In a recent study published in the Journal of Clinical Medicine, researchers followed unhospitalized post-coronavirus disease 2019 (COVID-19) patients in France for two years and determined when they returned to work. These patients had persistent symptoms, some of which had disabling symptoms lasting up to 22 months in some cases, rendering them unable to work.
About 10% of COVID-19 patients may have developed persistent post-COVID symptoms from which they did not recover. However, studies have scarcely examined these non-hospitalized patients and often report their feelings of inadequate support. Their management thus remains challenging and contradictory.

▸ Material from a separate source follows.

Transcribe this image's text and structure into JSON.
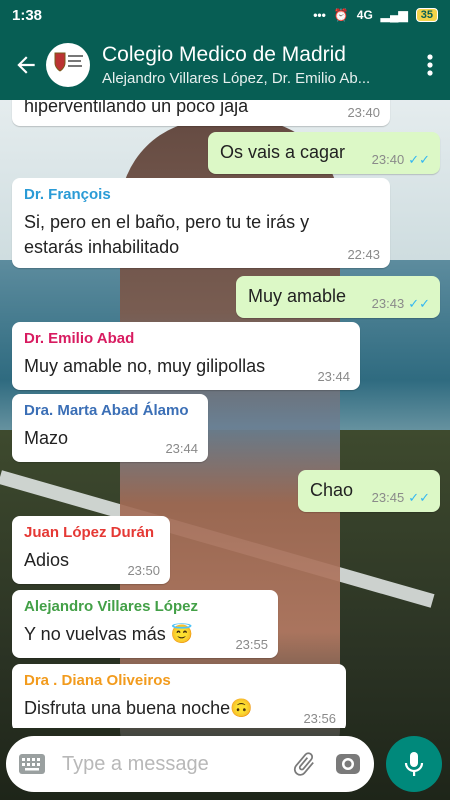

In the current study, researchers tested whether a coordination team consisting of medical-social staff can help patients who feel trapped in a complex situation with access to medical facilities. According to the authors, expanding such aid could improve patient care and the health care system in the city.
About the study
In the current prospective study, researchers captured all questions posed to the coordination team by assisting physicians, patients, and other structures (e.g., social helpers) between September 2021 and March 2022. 19 conditions called the investigator for 45 to 65 minutes to collect the patient’s clinical and demographic profile. They recorded their age, gender, and any pre-existing health conditions, plus the symptom profile. The nurse has created a patient file containing all COVID-19 related examinations and treatments.
The nurse recorded whether the symptoms, divided into general and psychological symptoms, that a patient experienced were minimal or moderate and whether the patient had recovered from those symptoms (symptom profiling) or was no longer able to return to work. The team then developed a therapeutic proposal for the patient, focusing on the main symptoms.
The researchers also examined whether the primary symptoms and pre-existing comorbidities were related. So they analyzed the comorbidity distribution of patients, taking into account symptoms such as fatigue, neurocognitive impairment and pain. For data analysis, they used chi-square tests, where quantitative values were expressed as percentages, taking into account the statistical significance of p < 0.05.
Of the 105 patients who contacted the coordination team, a practice nurse with post-COVID expertise called only 72 patients. Thereafter, 54 patients received guidance from the coordination team and only 45 received the second call. Of these patients, 62% were female and all were less than 50 years old with a mean body mass index (BMI) less than 26 kg/m22. Despite contracting COVID-19, ten patients were actively engaged in sports, jogging, football, and so on. Only six (14%) patients had no comorbidity prior to COVID-19. However, the remainder had a history of cardiovascular disease, musculoskeletal disease, and cancer or psychiatric disease.
Intriguingly, 45% of patients contacted the coordination team directly, while 19% used the Regional Physician Support Platform (RSP). The coordination team also directly contacted 9% of patients with complex symptoms related to COVID-19.
The therapeutic proposals mainly include rehabilitation measures. Thus, 24, nine, 13, four, and 11 patients, respectively, benefited from exercise and olfactory rehabilitation, respiratory re-education, speech therapy, and psychological support. In particular, 14 patients benefited from holistic care that included psychological and nutritional therapies and exercise in rehabilitation centers. However, the remaining patients were mainly engaged in physical activities in a primary health care setting, e.g., cycling, under the supervision of a physiotherapist.
15 months after COVID-19, more than 90% of patients reported fatigue. Similarly, more than 75% of them suffered from neurocognitive disorders and more than 50% had joint or muscle pain, shortness of breath and anxiety. About 40% of patients complained of chest pain, taste and smell abnormalities and digestive problems. Despite following the proposed therapeutic action, fatigue remained a commonly reported symptom for up to 22 months. Similarly, the frequency of neuro- and musculoskeletal problems did not decrease remarkably.
The chi-square test showed a significant reduction in the frequency of chest pain (p = 0.007) and, to some extent, of anxiety and shortness of breath after the therapeutic action. Problems related to taste, smell and the digestive system were also reduced. The researchers noted no association between pre-existing comorbidities and COVID-19-related symptoms.
Fewer patients (9%) reported improvement in their condition at 22 months, and 33% and 20% reported only moderate or minimal improvement, while 38%, i.e. about a third of patients, reported no improvement in their post-COVID -19 symptoms. Accordingly, they stopped working almost two years after COVID-19. Unfortunately, of the 36% of patients who did not recover, 40% still had to work full-time.
Overall, the study results showed that despite their active participation in the proposed therapeutic action, self-reported symptoms often persisted for two years after the initial infection and prevented these patients from returning to work. The researchers found it acceptable because most of these patients had pre-existing comorbidities and their main symptom was fatigue.
All patients appreciated being contacted again after COVID-19, suggesting that psychological help enabled better symptom management. It reduced feelings of abandonment and worked better than early rehabilitation. Most importantly, the study results highlighted the need to implement appropriate vaccination and maintain barrier gestures to prevent post-COVID-19 disease.